Pots of greenery may be obtained by sowing orange, tangerine, lemon and grapefruit pips 1 to 2 inches apart. Apple, pear, grape, date, loquat, avocado, and mango pits, unroasted peanuts, maple seeds which helicopter their way from the tree, acorns, horse chestnuts, and Spanish chestnuts also have possibilities. A pot of bush beans, fava beans, peas or white lentils will be interesting for a while.
The citrus fruits are quick to grow, while some of the others are slow; but all are worth while. When a pot becomes shabby and has outgrown its decorative usefulness, it should be discarded and other seeds sown in new potting soil.
The seed found in an avocado will develop into a charming foliage plant. Steep it in water for a few days, then hang it in the neck of a Mason jar suspended on three toothpicks stuck in 1/2 inch; have the large end down and let it just touch the surface of the water you have poured into the jar. It will start to grow in a week or so and will divide, and a shining green leaf sprout will emerge. Every day add a little potting soil to the water, until it gradually becomes full of mud. Let the soil become moderately dry, dig it up and transfer it to a pot of sandy soil.
A quaint fernlike plant will build up if the top 2 1/2 inches of a carrot are stood in 1 inch of water. Beets, rutabagas and horseradish may be treated similarly.

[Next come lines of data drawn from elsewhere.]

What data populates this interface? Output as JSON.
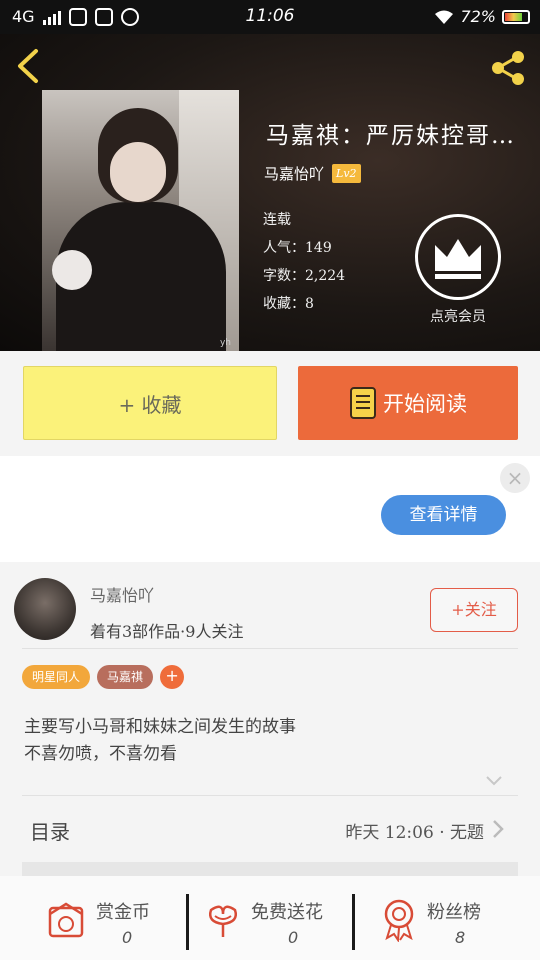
{
  "status_bar": {
    "network": "4G",
    "time": "11:06",
    "battery": "72%",
    "battery_level": 0.72
  },
  "book": {
    "title": "马嘉祺：严厉妹控哥…",
    "author": "马嘉怡吖",
    "level": "Lv2",
    "status": "连载",
    "popularity": "人气：149",
    "word_count": "字数：2,224",
    "favorites": "收藏：8",
    "cover_watermark": "yh"
  },
  "vip": {
    "label": "点亮会员",
    "icon": "crown-icon"
  },
  "actions": {
    "collect_label": "+ 收藏",
    "read_label": "开始阅读",
    "collect_color": "#fbf27a",
    "read_color": "#ec6a3b"
  },
  "ad": {
    "close": "×",
    "detail_label": "查看详情"
  },
  "author_card": {
    "name": "马嘉怡吖",
    "stats": "着有3部作品·9人关注",
    "follow_label": "+关注"
  },
  "tags": {
    "items": [
      "明星同人",
      "马嘉祺"
    ],
    "add": "+"
  },
  "synopsis": {
    "line1": "主要写小马哥和妹妹之间发生的故事",
    "line2": "不喜勿喷，不喜勿看"
  },
  "toc": {
    "label": "目录",
    "latest": "昨天 12:06 · 无题"
  },
  "bottom_bar": {
    "reward": {
      "label": "赏金币",
      "value": "0",
      "icon": "coin-envelope-icon"
    },
    "flower": {
      "label": "免费送花",
      "value": "0",
      "icon": "flower-icon"
    },
    "fans": {
      "label": "粉丝榜",
      "value": "8",
      "icon": "medal-icon"
    }
  },
  "colors": {
    "accent": "#ec6a3b",
    "tag_orange": "#f2a73b",
    "tag_brown": "#b86e5d",
    "blue": "#4a8fe0",
    "badge": "#f5b93c"
  }
}
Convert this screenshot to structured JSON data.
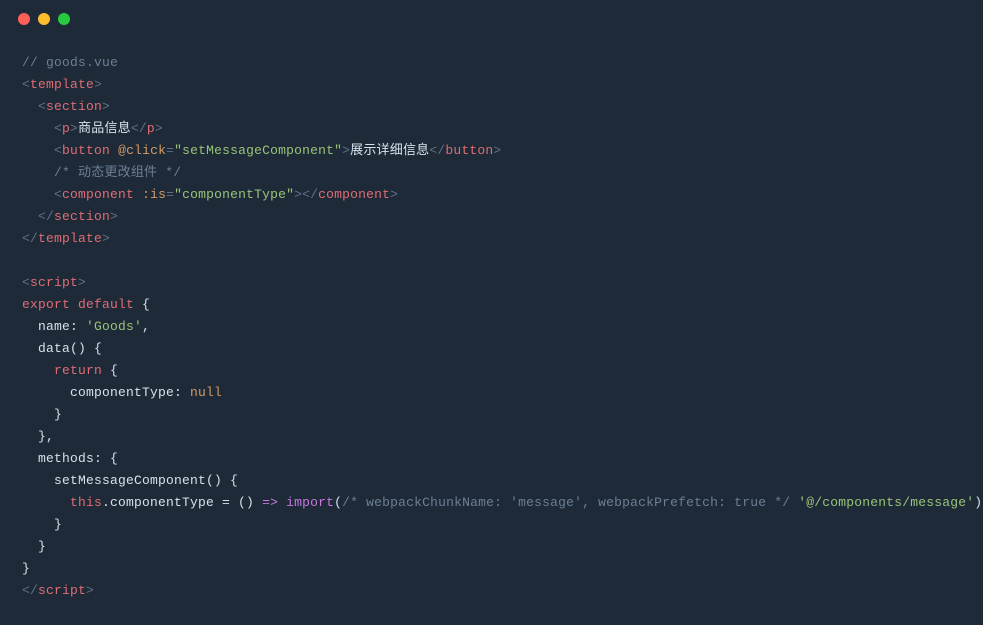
{
  "titlebar": {
    "dot_red": "close",
    "dot_yellow": "minimize",
    "dot_green": "zoom"
  },
  "code": {
    "l1": "// goods.vue",
    "l2_o": "<",
    "l2_tag": "template",
    "l2_c": ">",
    "l3_o": "<",
    "l3_tag": "section",
    "l3_c": ">",
    "l4_o": "<",
    "l4_tag": "p",
    "l4_c": ">",
    "l4_text": "商品信息",
    "l4_oc": "</",
    "l4_tag2": "p",
    "l4_cc": ">",
    "l5_o": "<",
    "l5_tag": "button",
    "l5_sp": " ",
    "l5_attr": "@click",
    "l5_eq": "=",
    "l5_val": "\"setMessageComponent\"",
    "l5_c": ">",
    "l5_text": "展示详细信息",
    "l5_oc": "</",
    "l5_tag2": "button",
    "l5_cc": ">",
    "l6": "/* 动态更改组件 */",
    "l7_o": "<",
    "l7_tag": "component",
    "l7_sp": " ",
    "l7_attr": ":is",
    "l7_eq": "=",
    "l7_val": "\"componentType\"",
    "l7_c": ">",
    "l7_oc": "</",
    "l7_tag2": "component",
    "l7_cc": ">",
    "l8_o": "</",
    "l8_tag": "section",
    "l8_c": ">",
    "l9_o": "</",
    "l9_tag": "template",
    "l9_c": ">",
    "l11_o": "<",
    "l11_tag": "script",
    "l11_c": ">",
    "l12_exp": "export",
    "l12_sp": " ",
    "l12_def": "default",
    "l12_brace": " {",
    "l13_name": "  name:",
    "l13_sp": " ",
    "l13_val": "'Goods'",
    "l13_comma": ",",
    "l14": "  data() {",
    "l15_ind": "    ",
    "l15_ret": "return",
    "l15_brace": " {",
    "l16_name": "      componentType:",
    "l16_sp": " ",
    "l16_val": "null",
    "l17": "    }",
    "l18": "  },",
    "l19": "  methods: {",
    "l20": "    setMessageComponent() {",
    "l21_ind": "      ",
    "l21_this": "this",
    "l21_dot": ".componentType = () ",
    "l21_arrow": "=>",
    "l21_sp": " ",
    "l21_imp": "import",
    "l21_paren": "(",
    "l21_com": "/* webpackChunkName: 'message', webpackPrefetch: true */",
    "l21_sp2": " ",
    "l21_str": "'@/components/message'",
    "l21_cparen": ")",
    "l22": "    }",
    "l23": "  }",
    "l24": "}",
    "l25_o": "</",
    "l25_tag": "script",
    "l25_c": ">"
  }
}
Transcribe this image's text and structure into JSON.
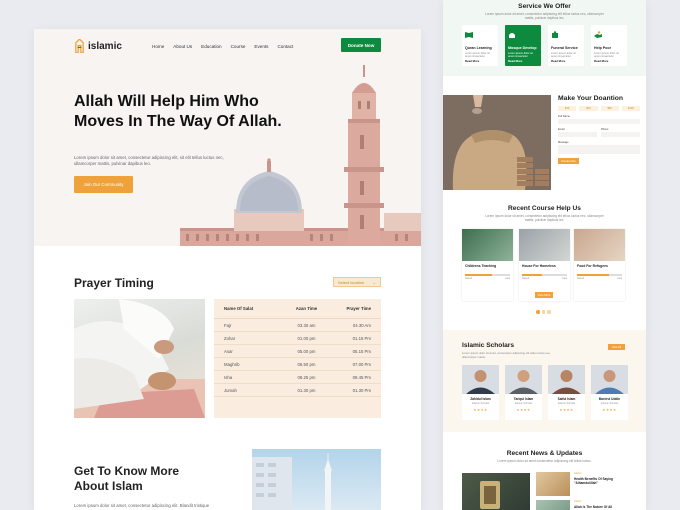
{
  "left": {
    "logo": {
      "name": "islamic",
      "icon": "mosque-logo-icon"
    },
    "nav": [
      "Home",
      "About Us",
      "Education",
      "Course",
      "Events",
      "Contact"
    ],
    "donate_label": "Donate Now",
    "hero": {
      "title": "Allah Will Help Him Who Moves In The Way Of Allah.",
      "desc": "Lorem ipsum dolor sit amet, consectetur adipiscing elit, sit elit tellus luctus nec, ullamcorper mattis, pulvinar dapibus leo.",
      "cta": "Join Our Community"
    },
    "prayer": {
      "title": "Prayer Timing",
      "select_label": "Select location",
      "headers": [
        "Name Of Salat",
        "Azan Time",
        "Prayer Time"
      ],
      "rows": [
        [
          "Fajr",
          "03.30 am",
          "04.30 Am"
        ],
        [
          "Zohar",
          "01.00 pm",
          "01.15 Pm"
        ],
        [
          "Asar",
          "05.00 pm",
          "05.15 Pm"
        ],
        [
          "Maghrib",
          "06.50 pm",
          "07.00 Pm"
        ],
        [
          "Isha",
          "08.25 pm",
          "08.45 Pm"
        ],
        [
          "Jumah",
          "01.30 pm",
          "01.30 Pm"
        ]
      ]
    },
    "about": {
      "title": "Get To Know More About Islam",
      "desc": "Lorem ipsum dolor sit amet, consectetur adipiscing elit. Blandit tristique"
    }
  },
  "right": {
    "services": {
      "title": "Service We Offer",
      "subtitle": "Lorem ipsum dolor sit amet, consectetur adipiscing elit tellus luctus nec, ullamcorper mattis, pulvinar dapibus leo.",
      "items": [
        {
          "title": "Quran Learning",
          "desc": "Lorem ipsum dolor sit amet consectetur",
          "more": "Read More",
          "icon": "book-icon"
        },
        {
          "title": "Mosque Develop",
          "desc": "Lorem ipsum dolor sit amet consectetur",
          "more": "Read More",
          "icon": "mosque-icon"
        },
        {
          "title": "Funeral Service",
          "desc": "Lorem ipsum dolor sit amet consectetur",
          "more": "Read More",
          "icon": "funeral-icon"
        },
        {
          "title": "Help Poor",
          "desc": "Lorem ipsum dolor sit amet consectetur",
          "more": "Read More",
          "icon": "hand-icon"
        }
      ]
    },
    "donation": {
      "title": "Make Your Doantion",
      "amounts": [
        "$10",
        "$20",
        "$50",
        "$100"
      ],
      "fields": [
        "Full Name",
        "Email",
        "Phone",
        "Message"
      ],
      "button": "Donate Now"
    },
    "courses": {
      "title": "Recent Course Help Us",
      "subtitle": "Lorem ipsum dolor sit amet, consectetur adipiscing elit tellus luctus nec, ullamcorper mattis, pulvinar dapibus leo.",
      "items": [
        {
          "title": "Childrens Teaching",
          "progress": 0.6
        },
        {
          "title": "House For Homeless",
          "progress": 0.45
        },
        {
          "title": "Food For Refugees",
          "progress": 0.7
        }
      ],
      "raised": "Raised",
      "goal": "Goal",
      "donate_label": "Donate Now",
      "more_label": "View More",
      "page_count": 3,
      "active_page": 1
    },
    "scholars": {
      "title": "Islamic Scholars",
      "desc": "Lorem ipsum dolor sit amet, consectetur adipiscing elit tellus luctus nec, ullamcorper mattis.",
      "button": "View All",
      "items": [
        {
          "name": "Zahidul Islam",
          "role": "Islamic Scholar",
          "rating": "★★★★"
        },
        {
          "name": "Tariqul Islam",
          "role": "Islamic Scholar",
          "rating": "★★★★"
        },
        {
          "name": "Saiful Islam",
          "role": "Islamic Scholar",
          "rating": "★★★★"
        },
        {
          "name": "Monirul Uddin",
          "role": "Islamic Scholar",
          "rating": "★★★★"
        }
      ]
    },
    "news": {
      "title": "Recent News & Updates",
      "subtitle": "Lorem ipsum dolor sit amet consectetur adipiscing elit tellus luctus.",
      "items": [
        {
          "tag": "Islamic",
          "title": "Health Benefits Of Saying \"Alhamdulillah\""
        },
        {
          "tag": "Islamic",
          "title": "Allah Is The Nature Of All"
        }
      ]
    }
  },
  "colors": {
    "primary_green": "#0e8a3f",
    "accent_orange": "#f0a23a",
    "hero_bg": "#f7f4f1",
    "table_bg": "#fbece0",
    "services_bg": "#f1f7f3",
    "scholars_bg": "#fbf6ee"
  }
}
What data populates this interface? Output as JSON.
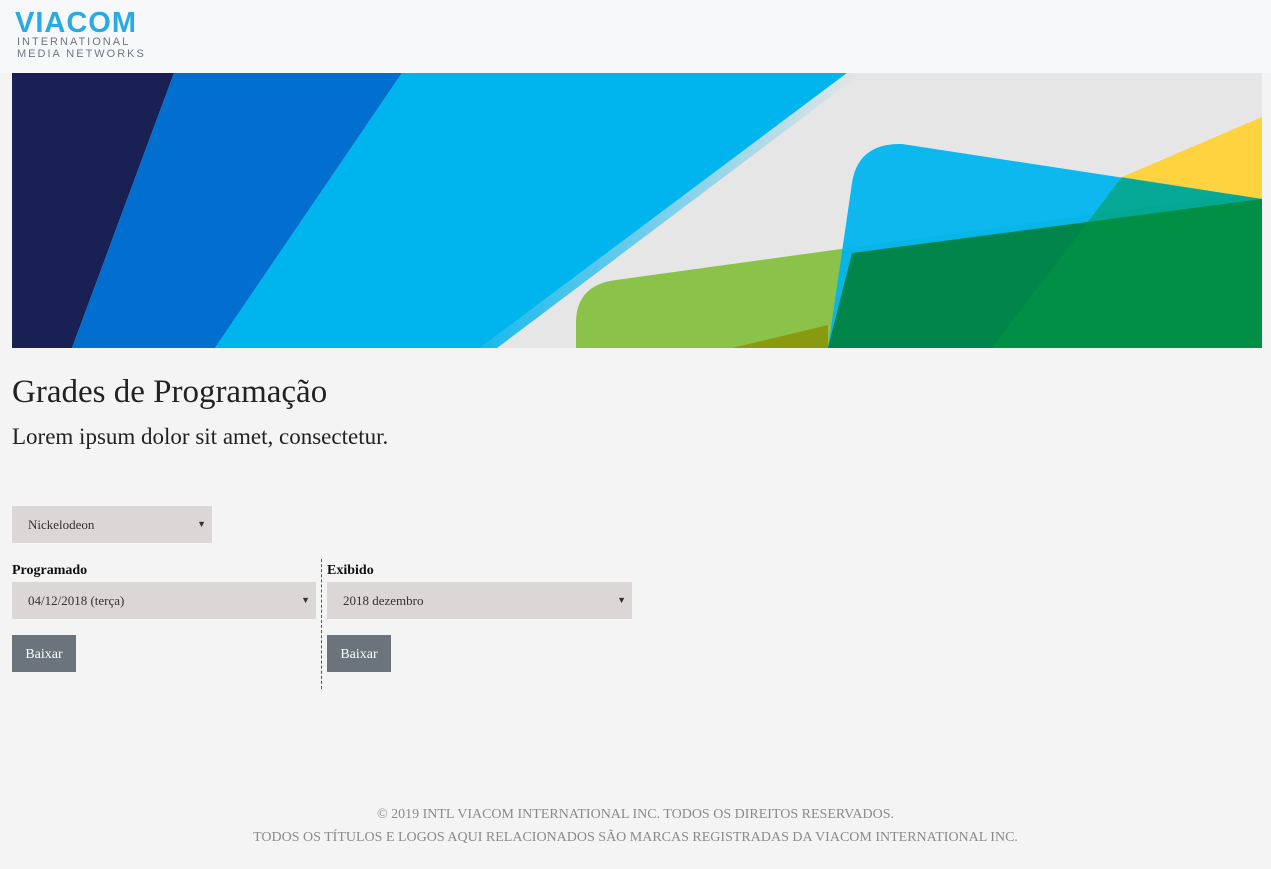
{
  "logo": {
    "brand": "VIACOM",
    "line1": "INTERNATIONAL",
    "line2": "MEDIA NETWORKS"
  },
  "page": {
    "title": "Grades de Programação",
    "subtitle": "Lorem ipsum dolor sit amet, consectetur."
  },
  "channel_select": {
    "value": "Nickelodeon"
  },
  "scheduled": {
    "label": "Programado",
    "date_value": "04/12/2018 (terça)",
    "button_label": "Baixar"
  },
  "aired": {
    "label": "Exibido",
    "month_value": "2018 dezembro",
    "button_label": "Baixar"
  },
  "footer": {
    "line1": "© 2019 INTL VIACOM INTERNATIONAL INC. TODOS OS DIREITOS RESERVADOS.",
    "line2": "TODOS OS TÍTULOS E LOGOS AQUI RELACIONADOS SÃO MARCAS REGISTRADAS DA VIACOM INTERNATIONAL INC."
  },
  "colors": {
    "brand_blue": "#2aaae2",
    "button_gray": "#6b737c",
    "select_bg": "#dad7d6",
    "hero_navy": "#182054",
    "hero_blue": "#006fcf",
    "hero_cyan": "#00b5ee",
    "hero_green": "#8bc34a",
    "hero_dark_green": "#007417",
    "hero_yellow": "#ffd33f"
  }
}
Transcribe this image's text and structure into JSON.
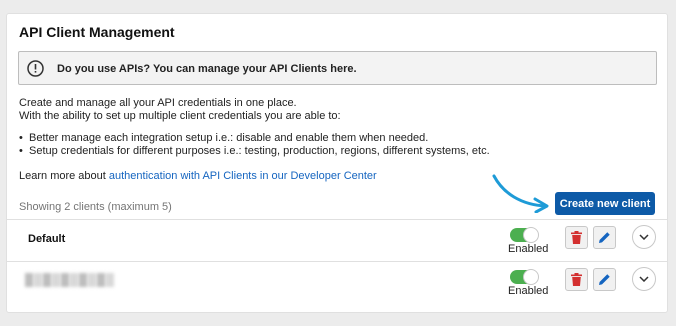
{
  "header": {
    "title": "API Client Management"
  },
  "notice": {
    "text": "Do you use APIs? You can manage your API Clients here."
  },
  "intro": {
    "line1": "Create and manage all your API credentials in one place.",
    "line2": "With the ability to set up multiple client credentials you are able to:"
  },
  "bullets": [
    "Better manage each integration setup i.e.: disable and enable them when needed.",
    "Setup credentials for different purposes i.e.: testing, production, regions, different systems, etc."
  ],
  "learn_more": {
    "prefix": "Learn more about ",
    "link": "authentication with API Clients in our Developer Center"
  },
  "clients_count": "Showing 2 clients (maximum 5)",
  "create_button": "Create new client",
  "clients": [
    {
      "name": "Default",
      "status": "Enabled",
      "enabled": true
    },
    {
      "name": "",
      "status": "Enabled",
      "enabled": true
    }
  ],
  "colors": {
    "primary": "#0d5aa7",
    "link": "#1565c0",
    "arrow": "#1e9bd7",
    "toggle_on": "#4caf50",
    "delete": "#d32f2f",
    "edit": "#1565c0"
  },
  "icons": {
    "notice": "exclamation-circle-icon",
    "arrow": "curved-arrow-icon",
    "delete": "trash-icon",
    "edit": "pencil-icon",
    "expand": "chevron-down-icon"
  }
}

The youngsters can take a sweet potato or yam, stick toothpicks into it 1 inch deep, and by means of them suspend it in a vase or Mason jar with one end barely touching water or mud. Root will be produced and go down; trailing stems will appear and go up, which may be allowed to festoon the container or climb on a small trellis against which the jar and plant may stand.
A globe artichoke, which is merely a large bud, may be severed with a straight cut so that it will stand upright in an inch of water in a saucer. It will open into an enormous purple blossom.
The leaves at the top of a pineapple may be inserted one-third the length of the rosette in a pot of sandy soil. Transplant it a month later into regular potting soil. It will become an attractive house plant; should it branch, sections may be cut off to serve as cuttings and make new plants. Keep them in a south window and give a night temperature of 60 degrees F.
Purchase a burl or knot, complete with bark, from a California redwood tree; stand it in a few inches of water and young shoots will develop, bright green and fernlike.
Florists also offer a quaint man's head of smooth baked stoneware, roughened on top, at the chin, upper lip and eyebrows. Keep the head filled with water and dust the grass seeds supplied with it onto the roughened spots; they will grow and simulate hair. Give the head an occasional haircut and shave with a pair of shears. When it is no longer attractive, scrape off the wilting grass and sow again.